Steve Hemphill, director of percussion studies at Northern Arizona University, was among those watching the story unfold on the news and used it as inspiration for an original composition, “Caves of Thailand,” to be debuted during a percussion ensemble concert on Friday, Nov. 9, in the Ardrey Memorial Auditorium, 1115 S. Knoles Dr. The concert begins at 7:30 p.m. and tickets are $12.50; $7.50 for seniors, NAU faculty and staff; and free for youth and NAU students.
“Caves of Thailand” incorporates elements and techniques meant to challenge the students in the quintet but also to tell the story of the Thai boys and their coach as they navigated not knowing whether or not they would be saved.
“It kind of starts with a happy, carefree quality with some folkloric melodies that I found, and then we go into the idea of entering the cave with some very resonant, very echoey sounds that might reverberate in such a setting,” Hemphill explained.
An improvisational section in the middle will allow the students to become more familiar with collaborating as they complement what the other musicians are playing.
While the piece came together relatively easily, Hemphill said he wasn’t originally planning to write something new for the concert.
“I was going to drag out a very old piece for younger players to work with extended techniques and then I just decided to write something new,” he said. “I don’t compose very often, but once I get started I can’t quit.”
He said the whole thing came together over the course of three days, and it utilizes a number of unique instruments from the Southeast Asia region. Between the five musicians preparing the piece, nearly 50 instruments will be played to build a soundscape inspired by the rescue.
“They’re dipping gongs in pails of water [and] using instruments they’ve never seen before,” Hemphill said.
There will also be another student in the hallway playing extra rain sticks and an ocean drum on cue to create a surround sound effect.
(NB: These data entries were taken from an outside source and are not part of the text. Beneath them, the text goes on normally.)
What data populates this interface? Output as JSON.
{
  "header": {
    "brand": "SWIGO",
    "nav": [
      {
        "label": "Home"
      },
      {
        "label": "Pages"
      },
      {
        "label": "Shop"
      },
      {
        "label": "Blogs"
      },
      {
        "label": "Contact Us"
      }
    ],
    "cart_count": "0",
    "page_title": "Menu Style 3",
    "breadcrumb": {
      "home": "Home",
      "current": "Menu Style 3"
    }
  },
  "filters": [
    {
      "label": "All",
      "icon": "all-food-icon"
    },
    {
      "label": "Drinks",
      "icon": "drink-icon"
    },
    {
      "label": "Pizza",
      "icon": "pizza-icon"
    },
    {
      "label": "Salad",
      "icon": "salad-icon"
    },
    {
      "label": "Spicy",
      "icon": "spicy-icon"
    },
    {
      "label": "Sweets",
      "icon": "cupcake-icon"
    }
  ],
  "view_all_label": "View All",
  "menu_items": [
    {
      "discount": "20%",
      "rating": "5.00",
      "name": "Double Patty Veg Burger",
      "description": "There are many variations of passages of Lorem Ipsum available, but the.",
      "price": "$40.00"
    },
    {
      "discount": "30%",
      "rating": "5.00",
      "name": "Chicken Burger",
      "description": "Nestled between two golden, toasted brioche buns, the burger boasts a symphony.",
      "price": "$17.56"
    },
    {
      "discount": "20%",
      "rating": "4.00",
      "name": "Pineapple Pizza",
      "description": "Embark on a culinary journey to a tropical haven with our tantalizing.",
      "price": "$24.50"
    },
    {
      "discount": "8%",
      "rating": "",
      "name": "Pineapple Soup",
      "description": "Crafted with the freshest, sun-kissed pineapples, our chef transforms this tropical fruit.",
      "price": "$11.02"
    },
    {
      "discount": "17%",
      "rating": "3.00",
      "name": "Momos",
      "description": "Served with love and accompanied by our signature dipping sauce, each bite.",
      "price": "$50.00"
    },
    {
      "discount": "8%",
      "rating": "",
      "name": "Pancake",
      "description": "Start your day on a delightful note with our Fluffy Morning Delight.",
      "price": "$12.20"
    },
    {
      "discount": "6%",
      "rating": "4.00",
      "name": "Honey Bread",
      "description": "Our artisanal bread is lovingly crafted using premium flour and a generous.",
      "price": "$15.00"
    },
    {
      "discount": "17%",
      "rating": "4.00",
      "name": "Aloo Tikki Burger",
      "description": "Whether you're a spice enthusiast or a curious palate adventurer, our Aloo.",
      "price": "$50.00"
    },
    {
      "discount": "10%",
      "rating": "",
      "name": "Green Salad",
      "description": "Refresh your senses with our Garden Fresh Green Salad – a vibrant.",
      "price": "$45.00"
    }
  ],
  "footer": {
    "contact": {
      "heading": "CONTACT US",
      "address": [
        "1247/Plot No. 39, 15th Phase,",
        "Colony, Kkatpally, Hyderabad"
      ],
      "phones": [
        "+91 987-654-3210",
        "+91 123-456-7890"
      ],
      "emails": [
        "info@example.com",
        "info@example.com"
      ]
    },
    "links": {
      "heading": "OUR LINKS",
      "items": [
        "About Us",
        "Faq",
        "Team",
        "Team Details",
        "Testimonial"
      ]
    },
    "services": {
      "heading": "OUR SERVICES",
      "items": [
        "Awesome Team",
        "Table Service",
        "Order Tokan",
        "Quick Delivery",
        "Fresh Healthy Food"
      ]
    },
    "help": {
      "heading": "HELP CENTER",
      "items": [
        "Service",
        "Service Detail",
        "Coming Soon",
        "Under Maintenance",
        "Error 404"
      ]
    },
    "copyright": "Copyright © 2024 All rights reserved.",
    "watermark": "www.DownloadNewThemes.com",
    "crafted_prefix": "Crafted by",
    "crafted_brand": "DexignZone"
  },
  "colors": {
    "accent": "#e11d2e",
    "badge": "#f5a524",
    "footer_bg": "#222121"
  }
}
Among the more unique instruments to be featured in “Caves of Thailand” are the Indonesian angklung made from bamboo tubes attached to a bamboo frame; the Vietnamese danmo, a wooden instrument made with five temple blocks; goat hoof rattles; and the waterphone, which consists of a water-filled base that changes pitch when tilted, and long metal tines that can be struck or bowed.
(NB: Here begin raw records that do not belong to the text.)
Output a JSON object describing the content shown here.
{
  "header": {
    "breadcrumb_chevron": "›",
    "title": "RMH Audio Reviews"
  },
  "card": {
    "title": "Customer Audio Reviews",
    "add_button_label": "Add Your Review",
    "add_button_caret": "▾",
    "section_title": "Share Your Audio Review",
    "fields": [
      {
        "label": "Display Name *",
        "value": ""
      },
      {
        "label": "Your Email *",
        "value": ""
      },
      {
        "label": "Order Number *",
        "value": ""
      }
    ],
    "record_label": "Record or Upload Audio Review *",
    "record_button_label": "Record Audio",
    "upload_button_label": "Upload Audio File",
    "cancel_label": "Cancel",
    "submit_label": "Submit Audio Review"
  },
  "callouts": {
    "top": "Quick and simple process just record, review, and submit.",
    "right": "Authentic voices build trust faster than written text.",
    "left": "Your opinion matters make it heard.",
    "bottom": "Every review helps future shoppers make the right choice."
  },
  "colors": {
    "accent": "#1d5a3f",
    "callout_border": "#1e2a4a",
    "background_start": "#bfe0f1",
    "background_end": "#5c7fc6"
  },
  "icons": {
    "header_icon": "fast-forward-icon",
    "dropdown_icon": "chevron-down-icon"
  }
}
The composition is made up of several sections to represent the different phases of the cave rescue, beginning with the soccer team entering the cave and the rains trapping them to the desperate waiting and eventual rescue. The jubilant emotions following the ordeal’s successful conclusion will be conveyed with fast drumming and small Chinese cymbals that are “very bright and brilliant-sounding to make quite a ruckus for the rescue,” Hemphill said.
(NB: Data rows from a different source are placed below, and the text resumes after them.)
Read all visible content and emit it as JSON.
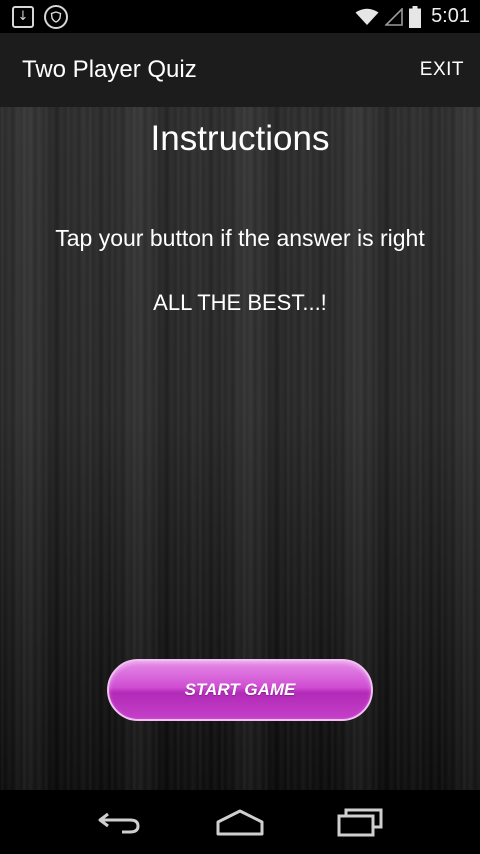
{
  "status_bar": {
    "time": "5:01",
    "icons": [
      "download-notification-icon",
      "shield-notification-icon",
      "wifi-icon",
      "cell-signal-icon",
      "battery-icon"
    ]
  },
  "action_bar": {
    "title": "Two Player Quiz",
    "exit_label": "EXIT"
  },
  "main": {
    "heading": "Instructions",
    "instruction": "Tap your button if the answer is right",
    "wish": "ALL THE BEST...!",
    "start_label": "START GAME"
  },
  "nav_bar": {
    "icons": [
      "back-icon",
      "home-icon",
      "recent-apps-icon"
    ]
  },
  "colors": {
    "button_top": "#e58be6",
    "button_bottom": "#b22ab8",
    "action_bar": "#1c1c1c"
  }
}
Some other pieces that will be performed during the concert include “Away Without Leave” by Bob Becker, which takes cues from the early days of military drumming; Rüdiger Pawassar’s “Sculpture in Wood,” featuring four marimbas embodying the contours of a jazz piano solo; and Alan Menken’s “Kiss the Girl,” from Disney’s The Little Mermaid.